a hill set ablaze by a wildfire

Last year at our Planet Home 2019 event, artists Zach Dragovich and Lester Carrol (who are part of our Design Science Studio) created an emotional, immersive experience to raise awareness about wildfires. The installation, titled “Through the Ashes,” used 100% recycled or upcycled materials to recreate an intimate experience of how a wildfire could affect one’s life, inspired by 2019’s northern California wildfires and informed by Carrol’s personal experience of losing his childhood home.

A year later in 2020, a record-breaking number of wildfires blazed across the western United States. In Colorado, the Pine Gulch Fire became the second-largest wildfire in the state’s history, burning about 125,000 acres. In California, where the wildfire season grows increasingly worrisome each year, NASA recorded over 1 million acres burned as a result of the dangerous combination of increasing temperatures, strong winds, and unprecedented lightning storms.

Wildfires are a symptom of several challenges faced by our planet. They remind us why it is important to understand the environmental factors that cause them, so we can put the necessary solutions in place to prevent future fires.

What Causes Wildfires?

The combination of high temperatures and dry atmospheric conditions is one of the major causes behind wildfires. The summer of 2020 was expected to be the hottest on record in California, in addition to droughts likely lasting through September. Naturally occurring wildfires create flammable fuel out of dried vegetation. When lightning sparks it aflame, winds spread fires spread quickly, far and wide.

Lightning is the main natural cause of wildfires, and increased lightning is caused by warming temperatures that result in more frequent thunderstorms. Global temperatures are warming each year, with the past five years being the hottest ever recorded.  Rising temperatures are the result of increasing greenhouse gas emissions from human activity, especially the burning of fossil fuels and non-regenerative agricultural practices.

The results of rising temperatures came to life this summer when massive volumes of lightning strikes hit the Bay Area. The incident, now being called the “Lightning Seige of 2020,” resulted in an estimated 12,000 lighting strikes caused nearly 600 ignitions

multiple lightning bolts strike the hilltop behind a city

The Impact on Humans and Atmospheric Conditions

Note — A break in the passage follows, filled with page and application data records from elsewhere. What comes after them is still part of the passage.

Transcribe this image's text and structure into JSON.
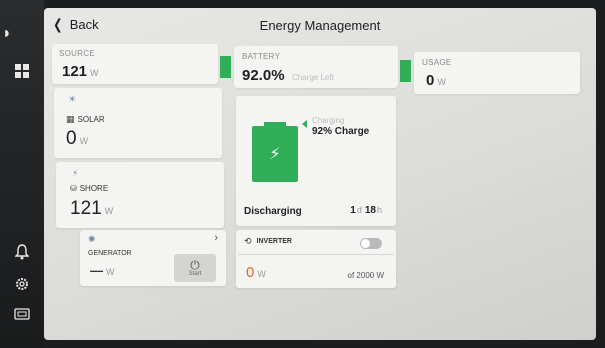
{
  "header": {
    "back_label": "Back",
    "title": "Energy Management"
  },
  "source": {
    "label": "SOURCE",
    "value": "121",
    "unit": "W"
  },
  "battery": {
    "label": "BATTERY",
    "percent": "92.0%",
    "charge_left_label": "Charge Left",
    "charging_label": "Charging",
    "charge_text": "92%  Charge",
    "discharging_label": "Discharging",
    "time_days": "1",
    "time_days_unit": "d",
    "time_hours": "18",
    "time_hours_unit": "h"
  },
  "usage": {
    "label": "USAGE",
    "value": "0",
    "unit": "W"
  },
  "solar": {
    "label": "SOLAR",
    "value": "0",
    "unit": "W"
  },
  "shore": {
    "label": "SHORE",
    "value": "121",
    "unit": "W"
  },
  "generator": {
    "label": "GENERATOR",
    "value": "—",
    "unit": "W",
    "start_label": "Start"
  },
  "inverter": {
    "label": "INVERTER",
    "value": "0",
    "unit": "W",
    "capacity": "of 2000 W",
    "enabled": false
  },
  "colors": {
    "accent": "#2fae57",
    "inverter_value": "#e06a2a"
  },
  "icons": [
    "chevron-left-icon",
    "grid-icon",
    "bell-icon",
    "gear-icon",
    "display-icon",
    "sun-icon",
    "solar-panel-icon",
    "plug-icon",
    "generator-icon",
    "lightning-icon",
    "power-icon",
    "inverter-icon",
    "chevron-right-icon"
  ]
}
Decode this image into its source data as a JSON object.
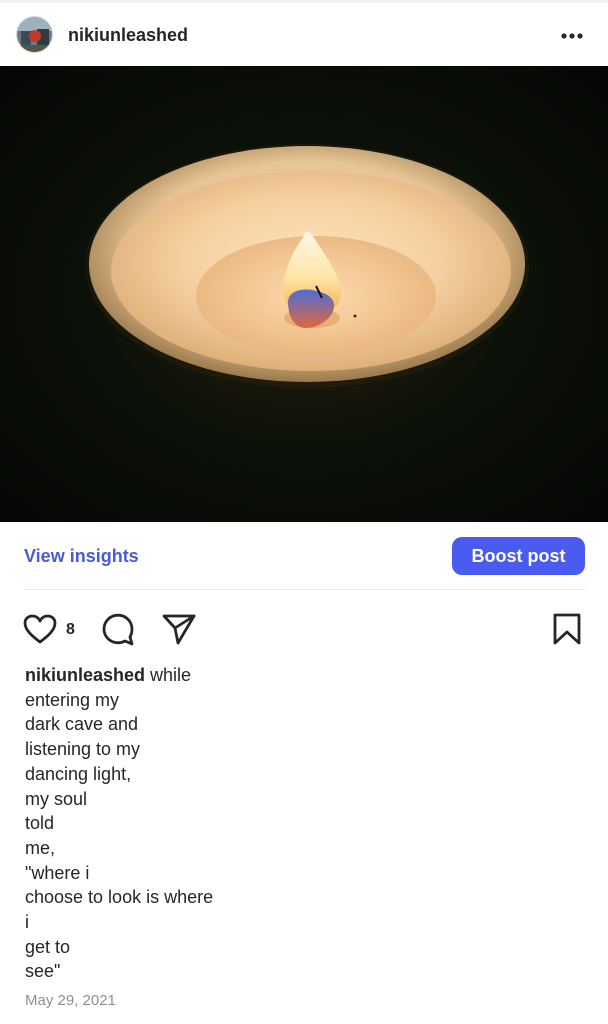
{
  "post": {
    "username": "nikiunleashed",
    "avatar_icon": "profile-avatar",
    "more_icon": "more-horizontal-icon",
    "image_description": "candle-photo"
  },
  "insights": {
    "view_insights_label": "View insights",
    "boost_label": "Boost post",
    "accent_color": "#4a5cf0"
  },
  "actions": {
    "like_icon": "heart-icon",
    "like_count": "8",
    "comment_icon": "comment-icon",
    "share_icon": "send-icon",
    "save_icon": "bookmark-icon"
  },
  "caption": {
    "username": "nikiunleashed",
    "lines": [
      " while",
      "entering my",
      "dark cave and",
      "listening to my",
      "dancing light,",
      "my soul",
      "told",
      "me,",
      "\"where i",
      "choose to look is where",
      "i",
      "get to",
      "see\""
    ]
  },
  "date": "May 29, 2021"
}
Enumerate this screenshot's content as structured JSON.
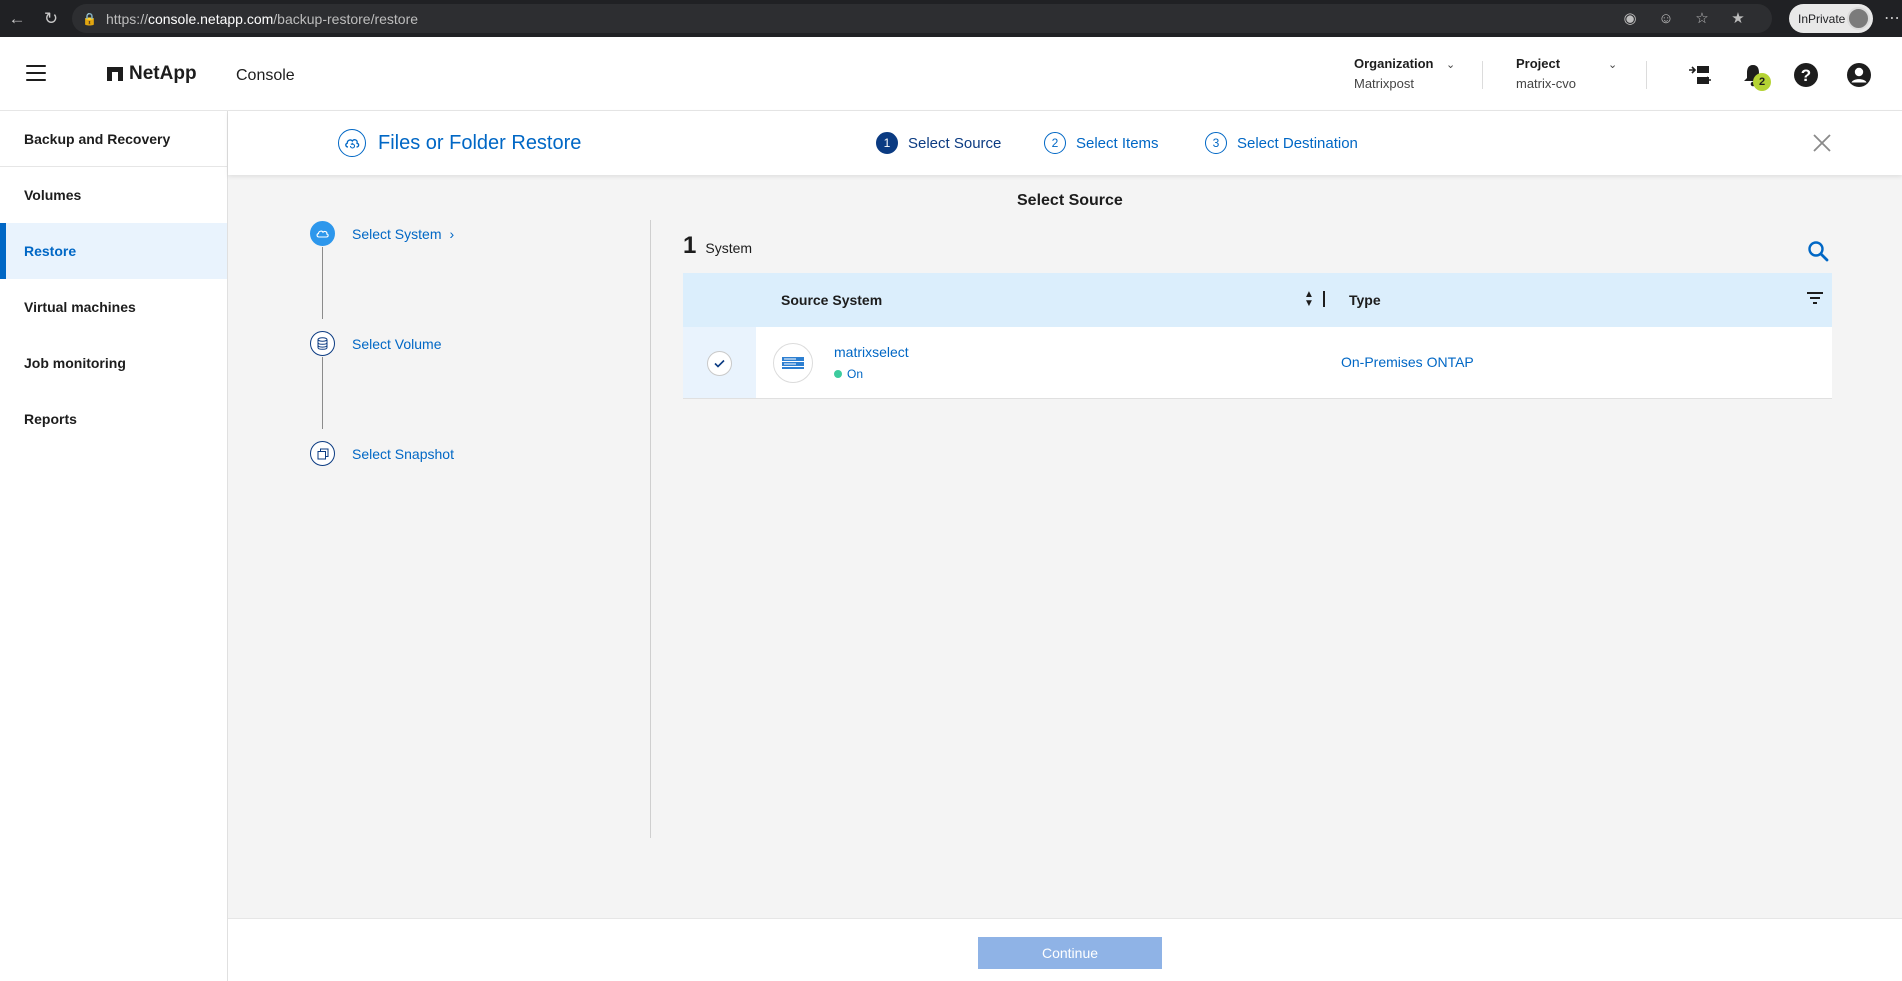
{
  "browser": {
    "url_prefix": "https://",
    "url_host": "console.netapp.com",
    "url_path": "/backup-restore/restore",
    "inprivate_label": "InPrivate"
  },
  "header": {
    "brand": "NetApp",
    "console_label": "Console",
    "organization_label": "Organization",
    "organization_value": "Matrixpost",
    "project_label": "Project",
    "project_value": "matrix-cvo",
    "notification_count": "2"
  },
  "sidebar": {
    "title": "Backup and Recovery",
    "items": [
      {
        "label": "Volumes"
      },
      {
        "label": "Restore"
      },
      {
        "label": "Virtual machines"
      },
      {
        "label": "Job monitoring"
      },
      {
        "label": "Reports"
      }
    ]
  },
  "wizard": {
    "title": "Files or Folder Restore",
    "steps": [
      {
        "num": "1",
        "label": "Select Source"
      },
      {
        "num": "2",
        "label": "Select Items"
      },
      {
        "num": "3",
        "label": "Select Destination"
      }
    ]
  },
  "content": {
    "title": "Select Source",
    "sub_steps": [
      {
        "label": "Select System"
      },
      {
        "label": "Select Volume"
      },
      {
        "label": "Select Snapshot"
      }
    ],
    "count_number": "1",
    "count_label": "System",
    "table": {
      "columns": [
        "Source System",
        "Type"
      ],
      "rows": [
        {
          "name": "matrixselect",
          "status": "On",
          "type": "On-Premises ONTAP"
        }
      ]
    }
  },
  "footer": {
    "continue_label": "Continue"
  }
}
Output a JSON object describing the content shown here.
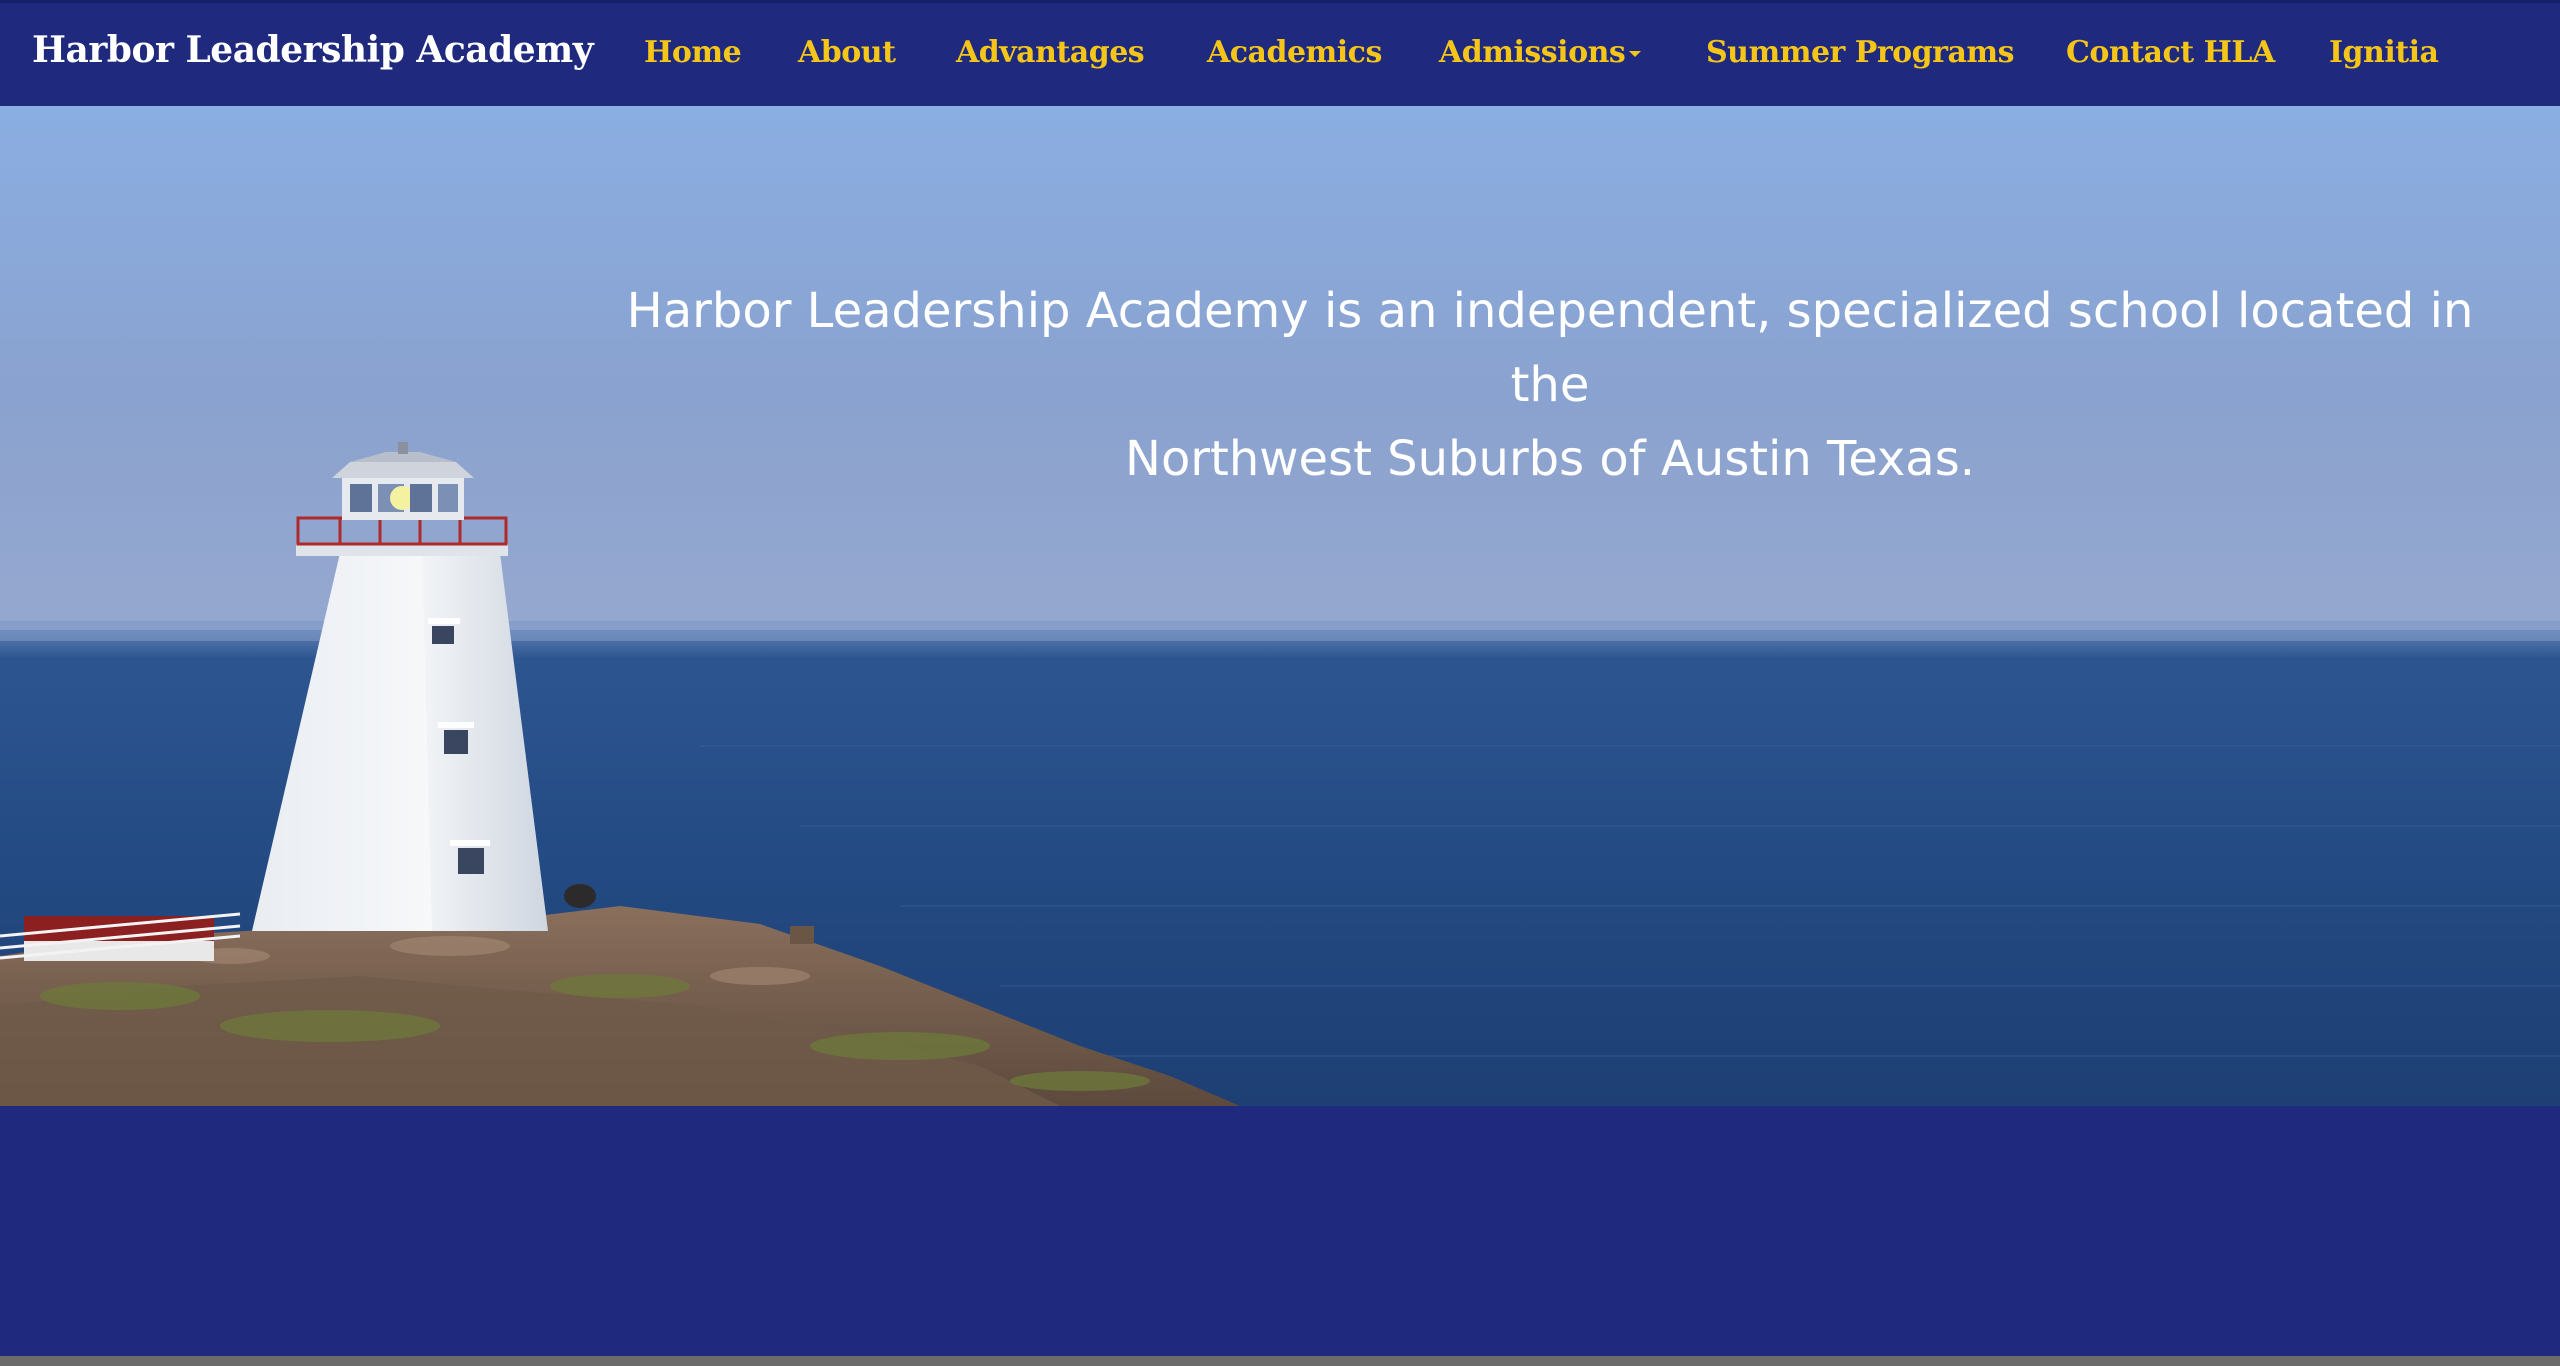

Needless to say that wildfires threaten human life regarding the potential loss of life and property. But, the resulting smoke is also a major health hazard. Long-term exposure to the soot particles from the smoke is linked to higher rates of heart and respiratory issues. Even if you don’t live in an area that is often directly affected by wildfires, smoke can travel thousands of miles and impact communities far and wide.

In addition to air pollution, wildfires also threaten the health of our water supplies. The destruction of nature also leads to soil erosion, which increases the chances of dangerous mudslides.

Wildfires also harm our atmospheric conditions by releasing increased amounts of carbon emissions into the air. Carbon stored in trees and the soil gets released into the air when burned. Then, the loss of trees makes it harder to offset our own carbon emissions because of the way trees and other vegetation pull carbon dioxide from the atmosphere and release oxygen.

What is the Solution to Wildfires?

So, what can be done to help prevent wildfires or offset their impact? Indigenous peoples have a solution. As the original stewards of the land, Indigenous people have a wealth of ancestral knowledge about how to best live in harmony with nature. Native Americans are continuing the practice of organized burning, a traditional technique that started as early as a millennia ago. The process involves intentionally burning a section of land in a controlled manner, to clear away excess vegetation and reduce the risk of natural wildfires.

The Yurok, California’s largest Native tribe, works with Cal Fire and the Nature Conservancy to conduct annual burns. Margo Robbins, a member of the Yurok, told the New York Times that her people’s cultural burning practices are very similar to that of the Aboriginal burning strategies used in Australia. Research has shown that the Aboriginal burning program has cut down wildfires by and 50% and reduced carbon emissions by more than 40%.

But, as Dragovich mentioned in the video above, there isn’t just one solution to wildfires. At “Through the Ashes,” Dragovich and Carrol partnered with the Nature Conservancy to promote a program that would plant a billion trees. Planting trees is a direct action we can take to offset the deforestation and carbon emissions caused by wildfires.

What Can You Do to Help?

You can support the work of the Nature Conservancy by making a charitable donation or volunteering at their events. You can also support the Rainforest Alliance, an international non-profit organization that works to protect forests and improve the livelihoods of farmers and communities most affected by forest fires. Finally, you can help one tree at a time by planting a tree in your local community!

Wildfires are a daunting challenge that we face as a collective. But, if all work together to put these solutions into action, we can protect our Planet Home and rise from the ashes.